Martial law in Mindanao planned for 5 more years despite initial AFP assessment that ‘it’s too long’

(L-R) Senate President Aquilino Pimentel II, AFP spokesman Brig. Gen. Restituto Padilla, Speaker Pantaleon Alvarez (Photos: / /

By Daniel Llanto | FilAm Star Correspondent

The extension of martial law in Mindanao for five years or even longer becomes more certain as President Duterte meets with senators next week to discuss this plan. Duterte is apparently seeking the consent of the Senate in extending martial rule beyond the 60-day limit set by the Constitution for such a proclamation.

Duterte’s meeting with the senators led by Senate President Aquilino Pimentel III comes a day after Speaker Pantaleon Alvarez announced in a press briefing that he planned to persuade Congress to extend martial law in Mindanao for five years to give President Duterte further elbow room in stopping terrorism and rebellion in the south.

This drew jeers of “unli” (unlimited martial law) from the political opposition, still smarting from the setback it received last week when the Supreme Court debunked their petitions to declare martial law in Mindanao unconstitutional.

Duterte imposed military rule in Mindanao on May 23 after Islamic State-inspired Maute terrorists occupied Marawi City, torched several buildings and kidnapped dozens of civilians.

The 1987 Constitution permits the President to impose martial law for up to 60 days but this can be extended by Congress if the invasion or rebellion persists and public safety requires it. Duterte’s martial law in Mindanao will lapse on July 23.

Armed Forces spokesman Brig. Gen. Restituto Padilla told a press briefing that security forces are still assessing whether to recommend the extension of martial law but he said five years may be too long.

“The Armed Forces, before it makes its recommendation to the commander-in-chief, must have enough basis, an intelligent basis, to make whatever recommendations there are for the extension or the lifting,” Padilla said.

He said the Armed Forces of the Philippines will soon submit to Malacañang its recommendation on whether to extend or lift martial law based on operational objectives it had set when martial rule was declared.

Senate Minority Leader Franklin Drilon earlier said the Constitution is clear that Congress has the power to extend martial law and the President may only recommend.

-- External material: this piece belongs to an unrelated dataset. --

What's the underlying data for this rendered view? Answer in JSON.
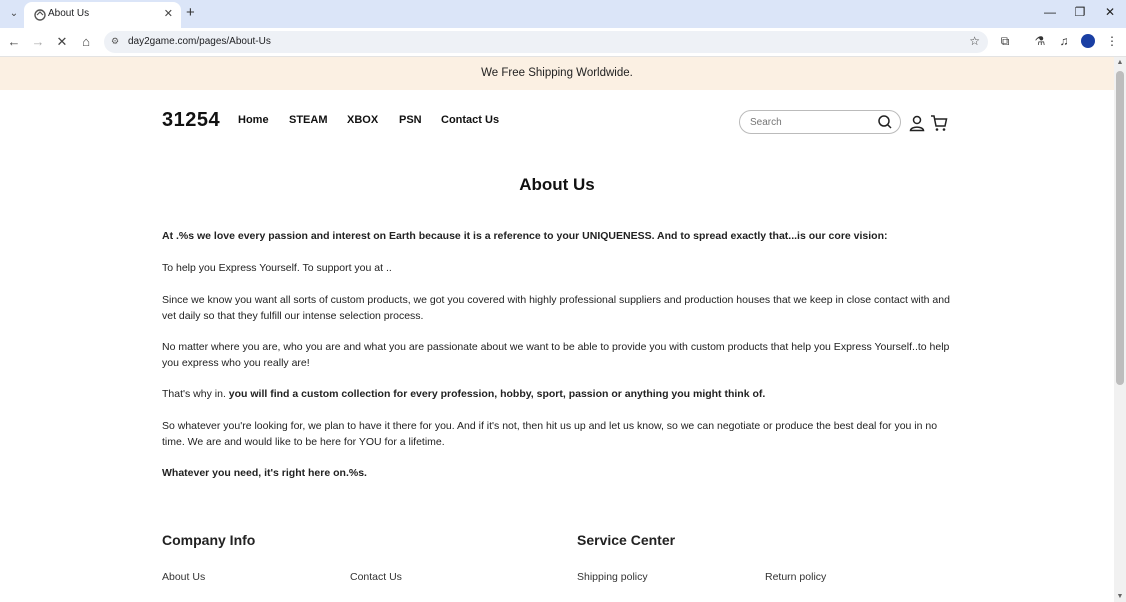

Chief Presidential Legal Counsel Sta. Romana Panelo, however, argued that in case Congress fails to extend the May 23 martial law declaration, Duterte can just issue another martial law proclamation since the Constitution does not explicitly state that the president can only declare martial law once.

Government offensives in Marawi City entered their eighth week last July 11 but the Islamic State-linked terrorists have shown no signs of giving up despite relentless bombings and ground operations of state troops.

From the original number of forces of about 500, the military said the number of terrorists still holed up in the city is now down to about 80. These include leaders of the Maute group and top Abu Sayyaf leader Isnilon Hapilon.

Padilla said even though government forces have made significant gains in the fight against terrorists holed up in the city, the security situation in the entire Mindanao will be considered in making recommendation on the extension of the martial law declaration.

The military has a hard time re-taking parts of Marawi still controlled by the terrorists, as snipers from the enemy side still lurk around the conflict zone. Government forces were also being careful in advancing towards enemy positions due to the presence of booby traps.